[Records from a dataset]
**********
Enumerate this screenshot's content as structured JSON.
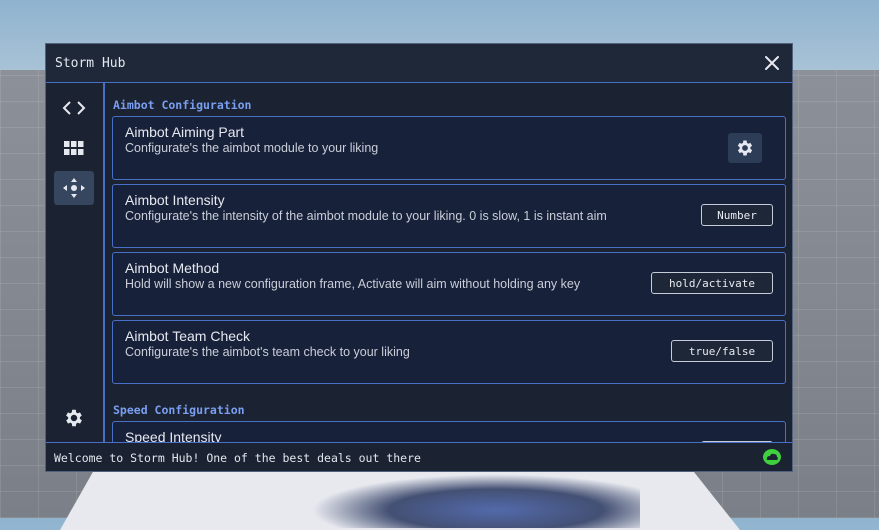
{
  "window": {
    "title": "Storm Hub",
    "status_text": "Welcome to Storm Hub! One of the best deals out there"
  },
  "sidebar": {
    "items": [
      {
        "icon": "code-icon",
        "active": false
      },
      {
        "icon": "grid-icon",
        "active": false
      },
      {
        "icon": "move-icon",
        "active": true
      },
      {
        "icon": "settings-icon",
        "active": false
      }
    ]
  },
  "sections": [
    {
      "title": "Aimbot Configuration",
      "cards": [
        {
          "title": "Aimbot Aiming Part",
          "description": "Configurate's the aimbot module to your liking",
          "control": "gear"
        },
        {
          "title": "Aimbot Intensity",
          "description": "Configurate's the intensity of the aimbot module to your liking. 0 is slow, 1 is instant aim",
          "control": "Number"
        },
        {
          "title": "Aimbot Method",
          "description": "Hold will show a new configuration frame, Activate will aim without holding any key",
          "control": "hold/activate"
        },
        {
          "title": "Aimbot Team Check",
          "description": "Configurate's the aimbot's team check to your liking",
          "control": "true/false"
        }
      ]
    },
    {
      "title": "Speed Configuration",
      "cards": [
        {
          "title": "Speed Intensity",
          "description": "",
          "control": ""
        }
      ]
    }
  ],
  "colors": {
    "accent": "#4a6fc6",
    "section_title": "#7a9ef0",
    "status_icon": "#3fcf3f",
    "window_bg": "#1b2332"
  }
}
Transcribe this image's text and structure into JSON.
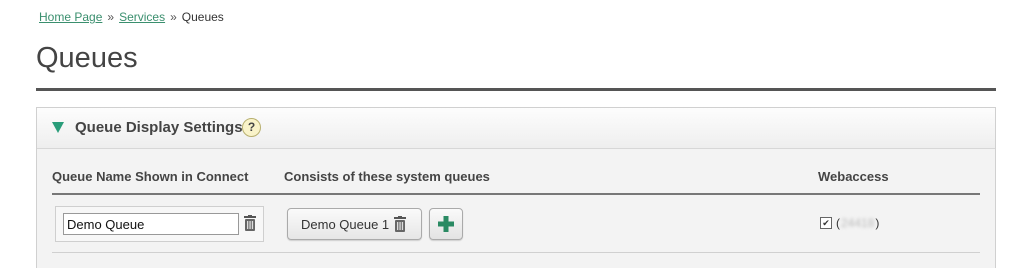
{
  "breadcrumb": {
    "home": "Home Page",
    "sep1": "»",
    "services": "Services",
    "sep2": "»",
    "current": "Queues"
  },
  "page": {
    "title": "Queues"
  },
  "panel": {
    "title": "Queue Display Settings",
    "help_label": "?",
    "columns": {
      "queue_name": "Queue Name Shown in Connect",
      "system_queues": "Consists of these system queues",
      "webaccess": "Webaccess"
    },
    "rows": [
      {
        "queue_name_value": "Demo Queue",
        "system_queue": "Demo Queue 1",
        "webaccess_checked": true,
        "webaccess_open": "(",
        "webaccess_id": "24418",
        "webaccess_close": ")"
      }
    ]
  },
  "colors": {
    "link": "#3a8f6e",
    "accent": "#2a9d7a",
    "plus_icon": "#2a8a63"
  }
}
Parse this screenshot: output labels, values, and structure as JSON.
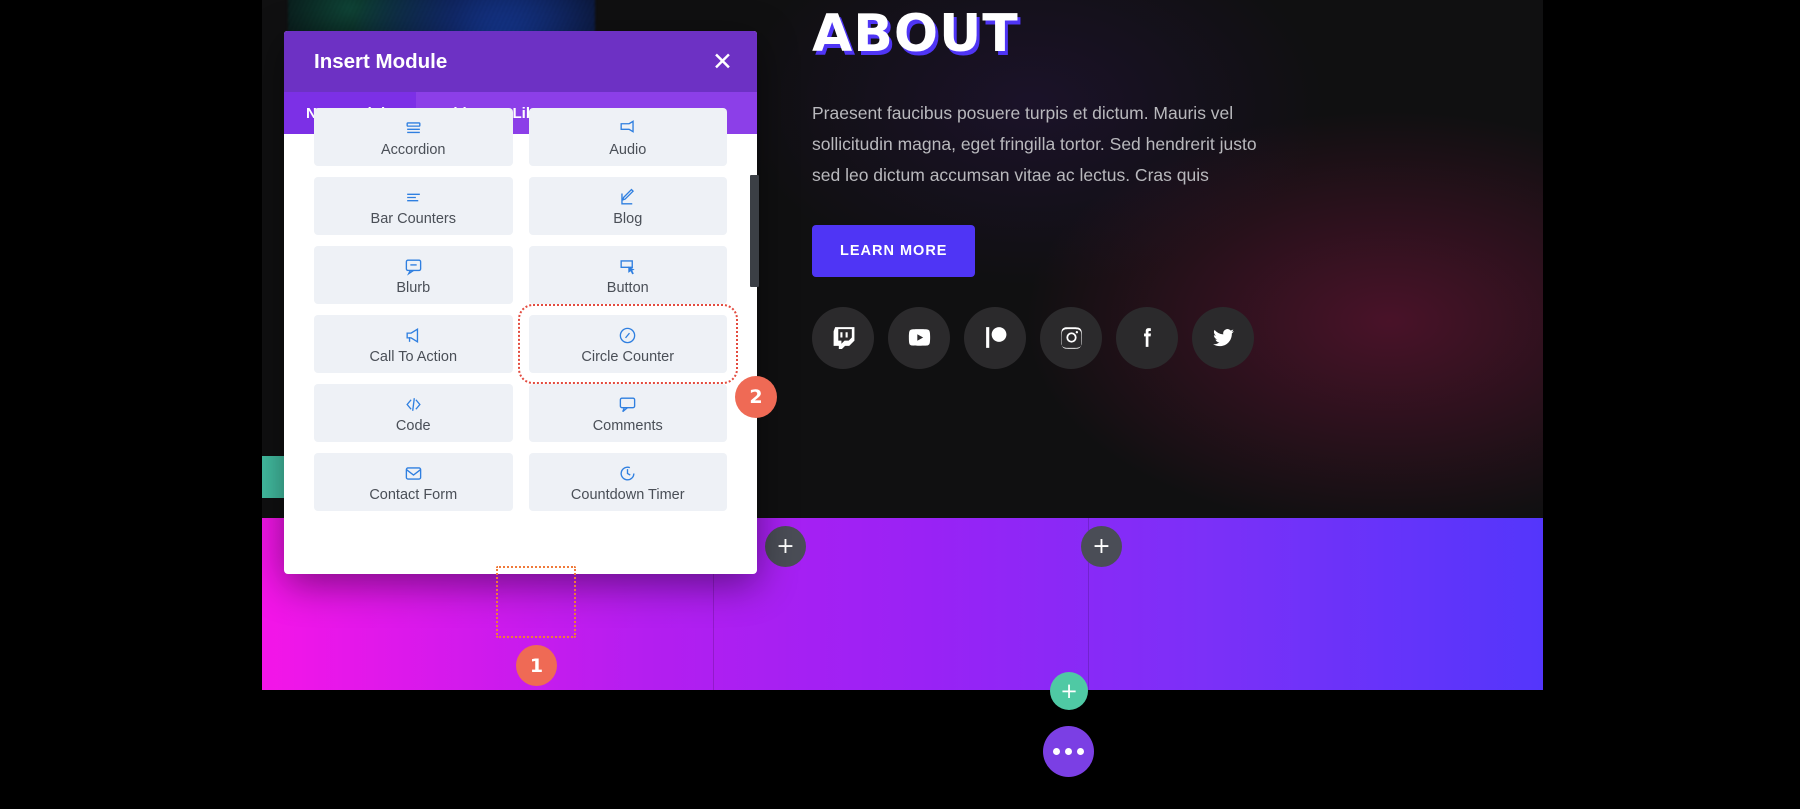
{
  "modal": {
    "title": "Insert Module",
    "close_icon": "close-icon",
    "tabs": [
      {
        "label": "New Module",
        "active": true
      },
      {
        "label": "Add From Library",
        "active": false
      }
    ],
    "modules": [
      {
        "label": "Accordion",
        "icon": "accordion-icon",
        "selected": false
      },
      {
        "label": "Audio",
        "icon": "audio-icon",
        "selected": false
      },
      {
        "label": "Bar Counters",
        "icon": "bar-counters-icon",
        "selected": false
      },
      {
        "label": "Blog",
        "icon": "blog-icon",
        "selected": false
      },
      {
        "label": "Blurb",
        "icon": "blurb-icon",
        "selected": false
      },
      {
        "label": "Button",
        "icon": "button-icon",
        "selected": false
      },
      {
        "label": "Call To Action",
        "icon": "call-to-action-icon",
        "selected": false
      },
      {
        "label": "Circle Counter",
        "icon": "circle-counter-icon",
        "selected": true
      },
      {
        "label": "Code",
        "icon": "code-icon",
        "selected": false
      },
      {
        "label": "Comments",
        "icon": "comments-icon",
        "selected": false
      },
      {
        "label": "Contact Form",
        "icon": "contact-form-icon",
        "selected": false
      },
      {
        "label": "Countdown Timer",
        "icon": "countdown-timer-icon",
        "selected": false
      }
    ]
  },
  "page": {
    "about": {
      "title": "ABOUT",
      "body": "Praesent faucibus posuere turpis et dictum. Mauris vel sollicitudin magna, eget fringilla tortor. Sed hendrerit justo sed leo dictum accumsan vitae ac lectus. Cras quis",
      "cta_label": "LEARN MORE",
      "socials": [
        {
          "name": "twitch-icon"
        },
        {
          "name": "youtube-icon"
        },
        {
          "name": "patreon-icon"
        },
        {
          "name": "instagram-icon"
        },
        {
          "name": "facebook-icon"
        },
        {
          "name": "twitter-icon"
        }
      ]
    },
    "row": {
      "add_module_label": "+",
      "add_section_label": "+",
      "options_icon": "ellipsis-icon"
    }
  },
  "annotations": {
    "step1": "1",
    "step2": "2"
  },
  "colors": {
    "modal_header": "#6d31c4",
    "modal_tabs": "#8c3fe8",
    "accent_button": "#4f35f5",
    "marker": "#ef6a55",
    "highlight": "#e34b3f",
    "add_section": "#4fc9a4",
    "options": "#7b3fe4"
  }
}
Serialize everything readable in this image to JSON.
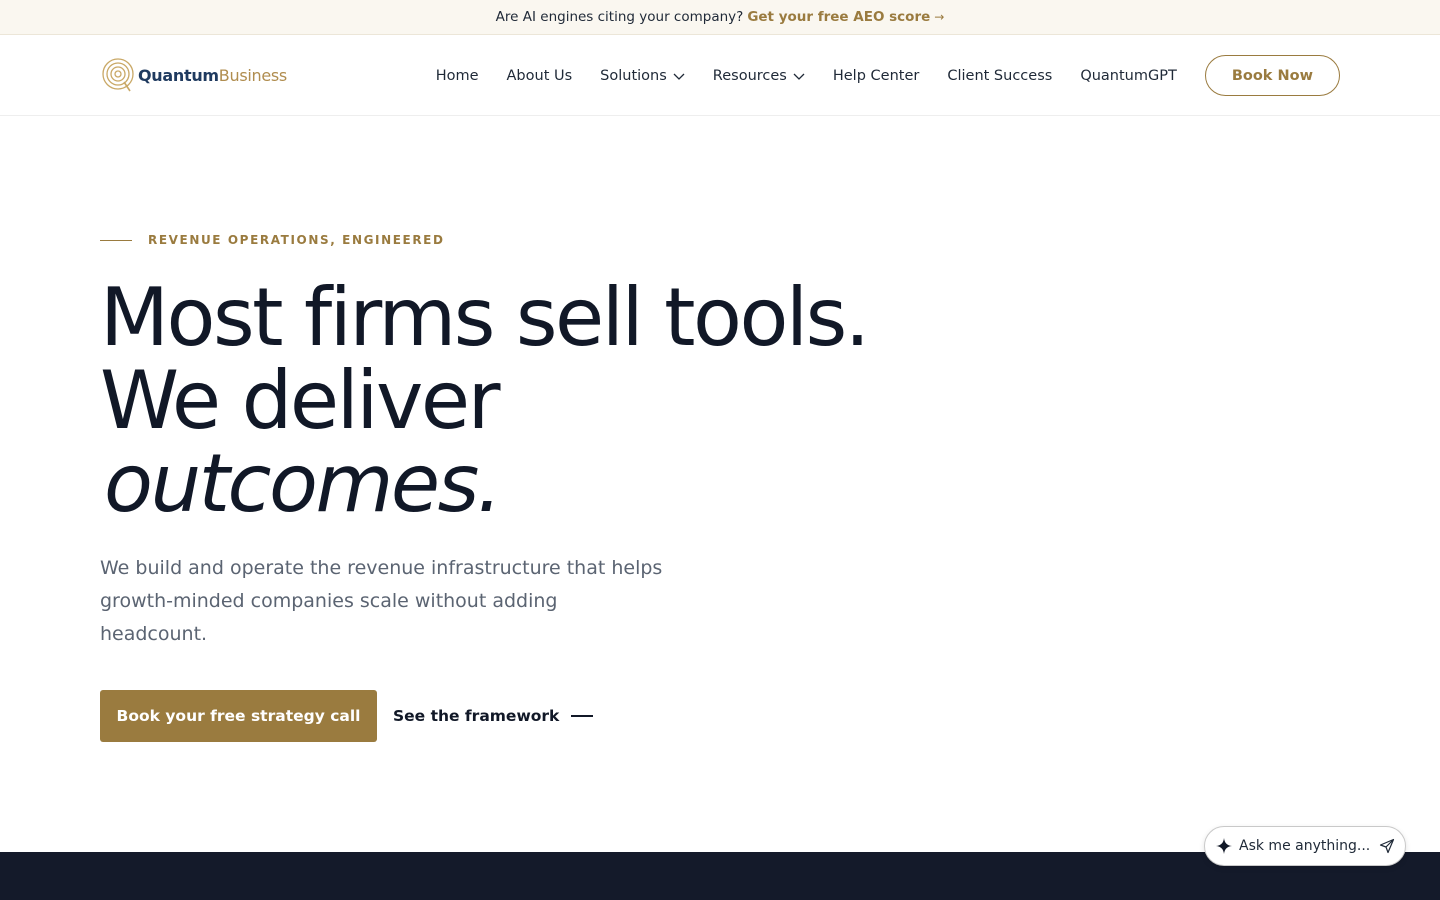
{
  "announcement": {
    "text": "Are AI engines citing your company?",
    "link": "Get your free AEO score",
    "arrow": "→"
  },
  "brand": {
    "name_primary": "Quantum",
    "name_secondary": "Business",
    "icon": "quantum-rings-logo-icon",
    "colors": {
      "gold": "#9a7b3f",
      "navy": "#1f3a5f"
    }
  },
  "nav": {
    "items": [
      {
        "label": "Home"
      },
      {
        "label": "About Us"
      },
      {
        "label": "Solutions",
        "icon": "chevron-down-icon"
      },
      {
        "label": "Resources",
        "icon": "chevron-down-icon"
      },
      {
        "label": "Help Center"
      },
      {
        "label": "Client Success"
      },
      {
        "label": "QuantumGPT"
      }
    ],
    "cta": "Book Now"
  },
  "hero": {
    "eyebrow": "REVENUE OPERATIONS, ENGINEERED",
    "headline_line1": "Most firms sell tools.",
    "headline_line2": "We deliver",
    "headline_line3": "outcomes.",
    "subcopy": "We build and operate the revenue infrastructure that helps growth-minded companies scale without adding headcount.",
    "cta_primary": "Book your free strategy call",
    "cta_secondary": "See the framework"
  },
  "assistant": {
    "placeholder": "Ask me anything...",
    "icon": "sparkle-icon",
    "send_icon": "send-icon"
  }
}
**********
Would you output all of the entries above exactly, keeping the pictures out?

Enumerate this screenshot's content as structured JSON.
{
  "window": {
    "title": "Storm Hub",
    "status_text": "Welcome to Storm Hub! One of the best deals out there"
  },
  "sidebar": {
    "items": [
      {
        "icon": "code-icon",
        "active": false
      },
      {
        "icon": "grid-icon",
        "active": false
      },
      {
        "icon": "move-icon",
        "active": true
      },
      {
        "icon": "settings-icon",
        "active": false
      }
    ]
  },
  "sections": [
    {
      "title": "Aimbot Configuration",
      "cards": [
        {
          "title": "Aimbot Aiming Part",
          "description": "Configurate's the aimbot module to your liking",
          "control": "gear"
        },
        {
          "title": "Aimbot Intensity",
          "description": "Configurate's the intensity of the aimbot module to your liking. 0 is slow, 1 is instant aim",
          "control": "Number"
        },
        {
          "title": "Aimbot Method",
          "description": "Hold will show a new configuration frame, Activate will aim without holding any key",
          "control": "hold/activate"
        },
        {
          "title": "Aimbot Team Check",
          "description": "Configurate's the aimbot's team check to your liking",
          "control": "true/false"
        }
      ]
    },
    {
      "title": "Speed Configuration",
      "cards": [
        {
          "title": "Speed Intensity",
          "description": "",
          "control": ""
        }
      ]
    }
  ],
  "colors": {
    "accent": "#4a6fc6",
    "section_title": "#7a9ef0",
    "status_icon": "#3fcf3f",
    "window_bg": "#1b2332"
  }
}
Transcribe this image's text and structure into JSON.
{
  "breadcrumb": {
    "home": "Home Page",
    "sep1": "»",
    "services": "Services",
    "sep2": "»",
    "current": "Queues"
  },
  "page": {
    "title": "Queues"
  },
  "panel": {
    "title": "Queue Display Settings",
    "help_label": "?",
    "columns": {
      "queue_name": "Queue Name Shown in Connect",
      "system_queues": "Consists of these system queues",
      "webaccess": "Webaccess"
    },
    "rows": [
      {
        "queue_name_value": "Demo Queue",
        "system_queue": "Demo Queue 1",
        "webaccess_checked": true,
        "webaccess_open": "(",
        "webaccess_id": "24418",
        "webaccess_close": ")"
      }
    ]
  },
  "colors": {
    "link": "#3a8f6e",
    "accent": "#2a9d7a",
    "plus_icon": "#2a8a63"
  }
}
Parse this screenshot: output labels, values, and structure as JSON.
{
  "modal": {
    "title": "Insert Module",
    "close_icon": "close-icon",
    "tabs": [
      {
        "label": "New Module",
        "active": true
      },
      {
        "label": "Add From Library",
        "active": false
      }
    ],
    "modules": [
      {
        "label": "Accordion",
        "icon": "accordion-icon",
        "selected": false
      },
      {
        "label": "Audio",
        "icon": "audio-icon",
        "selected": false
      },
      {
        "label": "Bar Counters",
        "icon": "bar-counters-icon",
        "selected": false
      },
      {
        "label": "Blog",
        "icon": "blog-icon",
        "selected": false
      },
      {
        "label": "Blurb",
        "icon": "blurb-icon",
        "selected": false
      },
      {
        "label": "Button",
        "icon": "button-icon",
        "selected": false
      },
      {
        "label": "Call To Action",
        "icon": "call-to-action-icon",
        "selected": false
      },
      {
        "label": "Circle Counter",
        "icon": "circle-counter-icon",
        "selected": true
      },
      {
        "label": "Code",
        "icon": "code-icon",
        "selected": false
      },
      {
        "label": "Comments",
        "icon": "comments-icon",
        "selected": false
      },
      {
        "label": "Contact Form",
        "icon": "contact-form-icon",
        "selected": false
      },
      {
        "label": "Countdown Timer",
        "icon": "countdown-timer-icon",
        "selected": false
      }
    ]
  },
  "page": {
    "about": {
      "title": "ABOUT",
      "body": "Praesent faucibus posuere turpis et dictum. Mauris vel sollicitudin magna, eget fringilla tortor. Sed hendrerit justo sed leo dictum accumsan vitae ac lectus. Cras quis",
      "cta_label": "LEARN MORE",
      "socials": [
        {
          "name": "twitch-icon"
        },
        {
          "name": "youtube-icon"
        },
        {
          "name": "patreon-icon"
        },
        {
          "name": "instagram-icon"
        },
        {
          "name": "facebook-icon"
        },
        {
          "name": "twitter-icon"
        }
      ]
    },
    "row": {
      "add_module_label": "+",
      "add_section_label": "+",
      "options_icon": "ellipsis-icon"
    }
  },
  "annotations": {
    "step1": "1",
    "step2": "2"
  },
  "colors": {
    "modal_header": "#6d31c4",
    "modal_tabs": "#8c3fe8",
    "accent_button": "#4f35f5",
    "marker": "#ef6a55",
    "highlight": "#e34b3f",
    "add_section": "#4fc9a4",
    "options": "#7b3fe4"
  }
}
Serialize everything readable in this image to JSON.
{
  "announcement": {
    "text": "Are AI engines citing your company?",
    "link": "Get your free AEO score",
    "arrow": "→"
  },
  "brand": {
    "name_primary": "Quantum",
    "name_secondary": "Business",
    "icon": "quantum-rings-logo-icon",
    "colors": {
      "gold": "#9a7b3f",
      "navy": "#1f3a5f"
    }
  },
  "nav": {
    "items": [
      {
        "label": "Home"
      },
      {
        "label": "About Us"
      },
      {
        "label": "Solutions",
        "icon": "chevron-down-icon"
      },
      {
        "label": "Resources",
        "icon": "chevron-down-icon"
      },
      {
        "label": "Help Center"
      },
      {
        "label": "Client Success"
      },
      {
        "label": "QuantumGPT"
      }
    ],
    "cta": "Book Now"
  },
  "hero": {
    "eyebrow": "REVENUE OPERATIONS, ENGINEERED",
    "headline_line1": "Most firms sell tools.",
    "headline_line2": "We deliver",
    "headline_line3": "outcomes.",
    "subcopy": "We build and operate the revenue infrastructure that helps growth-minded companies scale without adding headcount.",
    "cta_primary": "Book your free strategy call",
    "cta_secondary": "See the framework"
  },
  "assistant": {
    "placeholder": "Ask me anything...",
    "icon": "sparkle-icon",
    "send_icon": "send-icon"
  }
}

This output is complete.